Tango Gameworks’ two The Evil Within titles are third-person, action-horror games through and through, which is fitting for a team being led by Resident Evil 4 Director Shinji Mikami. Even though Ghostwire: Tokyo, the developer’s next game, has horror elements, it seems to be leaning more heavily on the “action” part of the equation. Mikami himself even described it as an action-adventure game in its recent showcase, but Ghostwire: Tokyo is a title of many descriptors because it appears to be a game with many different influences that results in a style all its own.
Ghostwire: Tokyo is technically a first-person shooter, but players fire magic from their hands instead of the typical arsenal of guns. This technique is called Ethereal Weaving and there are a wealth of elemental powers to use in addition to a handy defensive block move. In practice, combat looks to be a little like Hexen, a first-person shooter developed by Raven Software in 1995 that used Doom’s engine, as it also prioritized spells and other atypical types of weapons.
RELATED: Ghostwire: Tokyo Release Date Officially Revealed, Showcase Coming Tomorrow
The expressive hand animations sell the concept visually and are a more physical way to express ranged combat, but it remains to be seen how it actually plays out or feels. It has some overlapping similarities with the recent Doom games — a great sign — with how players have to juggle a mix of melee and ranged threats and grab their cores, a mechanic that begs to be compared to Doom’s Glory Kill system. Some of this DNA is even more direct as Shinichiro Hara, who worked on the 2016 Doom’s combat system and Glory Kills, is Ghostwire’s combat director. The early parts of the game in the demo and the brief snippets of footage from other sources haven’t shown the combat in its full glory, but it seems to be headed in the right direction with its multiple upgradeable powers and array of nightmarish yokai that range from spooky Slenderman-like beings to weird demonic cats.
The well-designed yokai were inspired by ukiyo-e art — a genre of Japanese art that lasted from the 7th century to the 19th century — and are roaming around the open world, which is new for Tango. The Evil Within was fairly linear, but its sequel had hub worlds that players could roam around in to pick up extra optional quests and resources.
Ghostwire is a step up from that and a bigger play area; it has around “2,200 map segments” according to Tango. Players can clear out corrupted Torii gates and discover other side missions. For example, one of the early secondary quests from an old woman’s ghost asks players to go into her old house and find her good luck spirit. It wasn’t particularly involved and was a little worrying since many open-world games are littered with meaningless objectives. Bigger is not always better, especially for a team that hasn’t made a game in this vein before, but context is key and that context is hard to demonstrate in a small demo.

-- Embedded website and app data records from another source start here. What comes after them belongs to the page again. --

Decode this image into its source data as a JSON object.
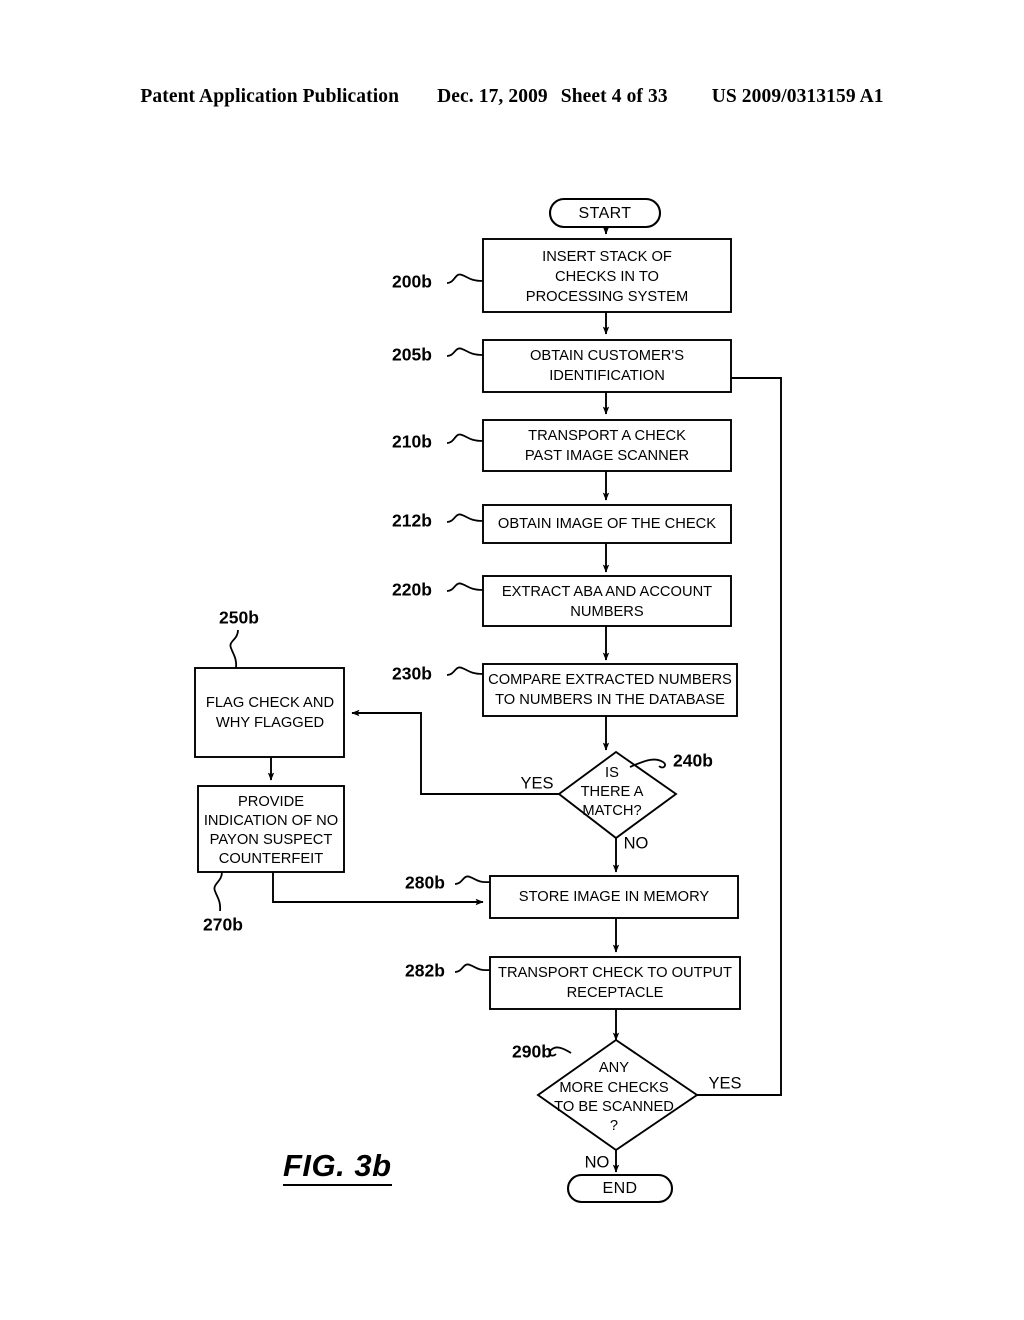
{
  "header": {
    "publication": "Patent Application Publication",
    "date": "Dec. 17, 2009",
    "sheet": "Sheet 4 of 33",
    "number": "US 2009/0313159 A1"
  },
  "figure": {
    "caption": "FIG. 3b"
  },
  "chart_data": {
    "type": "diagram",
    "title": "FIG. 3b",
    "nodes": [
      {
        "id": "start",
        "ref": "",
        "shape": "terminator",
        "label": "START"
      },
      {
        "id": "n200b",
        "ref": "200b",
        "shape": "process",
        "label": "INSERT STACK OF CHECKS IN TO PROCESSING SYSTEM"
      },
      {
        "id": "n205b",
        "ref": "205b",
        "shape": "process",
        "label": "OBTAIN CUSTOMER'S IDENTIFICATION"
      },
      {
        "id": "n210b",
        "ref": "210b",
        "shape": "process",
        "label": "TRANSPORT A CHECK PAST IMAGE SCANNER"
      },
      {
        "id": "n212b",
        "ref": "212b",
        "shape": "process",
        "label": "OBTAIN IMAGE OF THE CHECK"
      },
      {
        "id": "n220b",
        "ref": "220b",
        "shape": "process",
        "label": "EXTRACT ABA AND ACCOUNT NUMBERS"
      },
      {
        "id": "n230b",
        "ref": "230b",
        "shape": "process",
        "label": "COMPARE EXTRACTED NUMBERS TO NUMBERS IN THE DATABASE"
      },
      {
        "id": "n240b",
        "ref": "240b",
        "shape": "decision",
        "label": "IS THERE A MATCH?"
      },
      {
        "id": "n250b",
        "ref": "250b",
        "shape": "process",
        "label": "FLAG CHECK AND WHY FLAGGED"
      },
      {
        "id": "n270b",
        "ref": "270b",
        "shape": "process",
        "label": "PROVIDE INDICATION OF NO PAYON SUSPECT COUNTERFEIT"
      },
      {
        "id": "n280b",
        "ref": "280b",
        "shape": "process",
        "label": "STORE IMAGE IN MEMORY"
      },
      {
        "id": "n282b",
        "ref": "282b",
        "shape": "process",
        "label": "TRANSPORT CHECK TO OUTPUT RECEPTACLE"
      },
      {
        "id": "n290b",
        "ref": "290b",
        "shape": "decision",
        "label": "ANY MORE CHECKS TO BE SCANNED ?"
      },
      {
        "id": "end",
        "ref": "",
        "shape": "terminator",
        "label": "END"
      }
    ],
    "edges": [
      {
        "from": "start",
        "to": "n200b",
        "label": ""
      },
      {
        "from": "n200b",
        "to": "n205b",
        "label": ""
      },
      {
        "from": "n205b",
        "to": "n210b",
        "label": ""
      },
      {
        "from": "n210b",
        "to": "n212b",
        "label": ""
      },
      {
        "from": "n212b",
        "to": "n220b",
        "label": ""
      },
      {
        "from": "n220b",
        "to": "n230b",
        "label": ""
      },
      {
        "from": "n230b",
        "to": "n240b",
        "label": ""
      },
      {
        "from": "n240b",
        "to": "n250b",
        "label": "YES"
      },
      {
        "from": "n240b",
        "to": "n280b",
        "label": "NO"
      },
      {
        "from": "n250b",
        "to": "n270b",
        "label": ""
      },
      {
        "from": "n270b",
        "to": "n280b",
        "label": ""
      },
      {
        "from": "n280b",
        "to": "n282b",
        "label": ""
      },
      {
        "from": "n282b",
        "to": "n290b",
        "label": ""
      },
      {
        "from": "n290b",
        "to": "n205b",
        "label": "YES"
      },
      {
        "from": "n290b",
        "to": "end",
        "label": "NO"
      }
    ]
  },
  "nodes": {
    "start": {
      "label": "START"
    },
    "end": {
      "label": "END"
    },
    "n200b": {
      "ref": "200b",
      "line1": "INSERT STACK OF",
      "line2": "CHECKS IN TO",
      "line3": "PROCESSING SYSTEM"
    },
    "n205b": {
      "ref": "205b",
      "line1": "OBTAIN CUSTOMER'S",
      "line2": "IDENTIFICATION"
    },
    "n210b": {
      "ref": "210b",
      "line1": "TRANSPORT A CHECK",
      "line2": "PAST IMAGE SCANNER"
    },
    "n212b": {
      "ref": "212b",
      "line1": "OBTAIN IMAGE OF THE CHECK"
    },
    "n220b": {
      "ref": "220b",
      "line1": "EXTRACT ABA AND ACCOUNT",
      "line2": "NUMBERS"
    },
    "n230b": {
      "ref": "230b",
      "line1": "COMPARE EXTRACTED NUMBERS",
      "line2": "TO NUMBERS IN THE DATABASE"
    },
    "n240b": {
      "ref": "240b",
      "line1": "IS",
      "line2": "THERE A",
      "line3": "MATCH?"
    },
    "n250b": {
      "ref": "250b",
      "line1": "FLAG CHECK AND",
      "line2": "WHY FLAGGED"
    },
    "n270b": {
      "ref": "270b",
      "line1": "PROVIDE",
      "line2": "INDICATION OF NO",
      "line3": "PAYON SUSPECT",
      "line4": "COUNTERFEIT"
    },
    "n280b": {
      "ref": "280b",
      "line1": "STORE IMAGE IN MEMORY"
    },
    "n282b": {
      "ref": "282b",
      "line1": "TRANSPORT CHECK TO OUTPUT",
      "line2": "RECEPTACLE"
    },
    "n290b": {
      "ref": "290b",
      "line1": "ANY",
      "line2": "MORE CHECKS",
      "line3": "TO BE SCANNED",
      "line4": "?"
    }
  },
  "branches": {
    "match_yes": "YES",
    "match_no": "NO",
    "more_yes": "YES",
    "more_no": "NO"
  }
}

Even if it ends up not working in the gameplay department, taking place within Tokyo is breathtaking on its own. While covered in ghouls and otherworldly fog in some areas, it’s still undoubtedly Tokyo with its narrow, rain-soaked, neon-lit streets. The architectural and physical properties of Japan appear to be in sync with the yokai and music, all of which work together to evoke the same distinct tone and mood.
This obviously isn’t by accident. Programmer Tsuyoshi Okugawa described the game as “authentic Tokyo” while Game Designer Suguru Murakoshi compared it to a strawberry shortcake; a genuine Japanese delicacy modeled after the rising sun that the country’s flag is based upon. Environmental Designer Junya Fujii described its world design and how it also evoked the country that it takes place in.
MORE: OlliOlli World Review: Ascending to Gnarvana
“As far as worldbuilding, Ghostwire: Tokyo is directed in a way that allows people to sense the reality of Tokyo,” Fujii said. “It is created realistically. By doing so, we can create a setting where unusual phenomena and paranormal activities can really stand out.”
That juxtaposition of a real-world city against the ghoulish infection covering it does stand out and is what gives the game its own personality, which is an accomplishment since it has numerous inspirations. While Ghostwire: Tokyo is comparable to a lot of games and other pieces of art, it’s not directly comparable to any one thing, making it both unique and a big risk that’s hard to fully judge. It’s unclear if this ingenuity will equal quality and it’s still hard to tell exactly where it’ll fall, but it looks to be an interesting and one-of-a-kind ride either way.